Three of Pima County’s commercial real estate leaders see great opportunities in the new year for companies looking to reassess their office or retail space needs while commercial property owners may want to consider selling as out-of-state buyers are lining up.
Melissa Lal, president of Larsen Baker, LLC, said she expects many changes in the local restaurant and retail industries as drive-thru eateries seem to be one of the big winners during the pandemic.
“The big story of 2021 will be drive-thrus... everyone wants a drive-thru these days. You’ll see freestanding buildings pop up in all the big-box parking lots,” Lal said. “Walmart, Lowe’s, Home Depot, you name it, they’re all looking to sell off prime parcels in their parking lots to the active drive-thru businesses like Raising Canes or Starbucks.”
Lal also predicts rent for new construction to increase as a result of logistic impacts and supply chain issues brought on by COVID-19 and increased demand for new homes throughout the nation. She also said to expect favorite mall retail staples like Sephora, Foot Locker and Old Navy to begin expanding into stand-alone buildings as traditional shopping center formats decline. Lal noted that prime-located retail real estate will become more valuable across Pima County as older and not-so-well located retail space will suffer as a result.
“The best corners in Tucson right now are Oracle and Ina, Irvington and I-19, Skyline and Campbell, Swan and Sunrise, Cortaro and I-10, and Broadway and Craycroft,” Lal said. “We can only expect these corners to continue to get stronger in 2021.”
To commercial property owners, Lal recommends considering selling due to historically low-interest rates, potential political changes and an influx of California buyers.
“My advice to any commercial property owner would be that selling now may be advantageous,” Lal said. “Interest rates are crazy low and a new political administration may make changes that could negatively affect property values, like getting rid of the 1031 Exchange.”
A 1031 Exchange allows a seller to avoid paying capital gains when selling an investment property and reinvesting the proceeds into similar properties of equal or greater value.
Cushman & Wakefield | PICOR CEO Barbi Reuter said it shouldn’t be a surprise office space is dying out during the pandemic. She saw the writing on the wall long before COVID-19 hit U.S. shores, she said. But Reuter does think many companies will continue to adapt to the situation and thrive as new innovation presents itself in adverse times.

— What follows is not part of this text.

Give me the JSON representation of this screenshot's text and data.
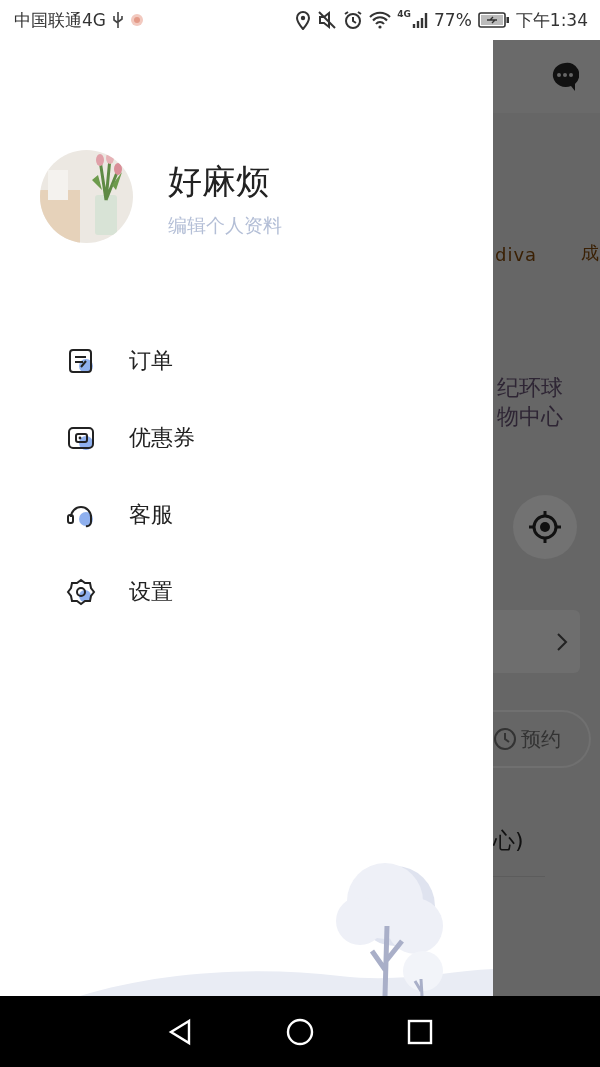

“The demise of the office was predicted in the ’80s when ‘hoteling’ hit the scene and retail Armageddon was forecasted by e-commerce. Instead of extinction, new shapes take form,” Reuter said. “Warehouse and distribution demand is increasing. Starbucks is launching drive-thru only concepts and old structures are repurposed and reimagined.”
The CEO said she’s also seeing more out-of-state investors coming to the Old Pueblo as the price of real estate in larger markets like Los Angeles, Seattle and Denver are rising at such a rate it’s creating a market bubble. Another factor is interest rates are currently favorable for investment, she said.
“It’s a fairly balanced market between supply and demand, with a few exceptions and interest rates are favorable for investment. Competition is fierce for multifamily investment property and value-add opportunities,” Reuter said. “Tucson lacks sufficient built inventory to attract many large employers who would use industrial warehouses or manufacturing space and don’t have time to build ground up.”
Long Realty’s designated broker Cathy Erchull said the pandemic has created many opportunities in commercial real estate. Like Reuter, she also doesn’t predict a bright future for large office space considering numerous employers are noticing productivity hasn’t dropped as staff works from home these days. But that doesn’t mean those buildings are slated for demolition just yet. Erchull said she believes yesterday’s office space could be converted into tomorrow’s new entrepreneurial concept.
“There is commercial space available now that has not been available in the past. This means there are opportunities to acquire property that can be ‘repurposed’ to meet the needs of those businesses that do survive,” Erchull said. “For small business owners, the opportunity to obtain SBA loans at low rates coupled with other possible incentives is an opportunity that has not been available in the recent past.”
Erchull said the retail market is constricting and corporations will inevitably fare better than mom-and-pop stores with less access to capital. However, she said larger companies tend to favor newer buildings or construct themselves, even as the cost of building materials continue to rise in 2021.
But Erchull is seeing different players like charter schools and medical/recreational marijuana dispensaries filling the void and snatching up many of those vacant properties while lease terms are in their favor.
“Some businesses have thrived during the past year, such as charter schools that are looking for commercial land where they can expand,” Erchull said. “The legalization of marijuana has also created a demand for land with industrial zoning that allows for this activity.”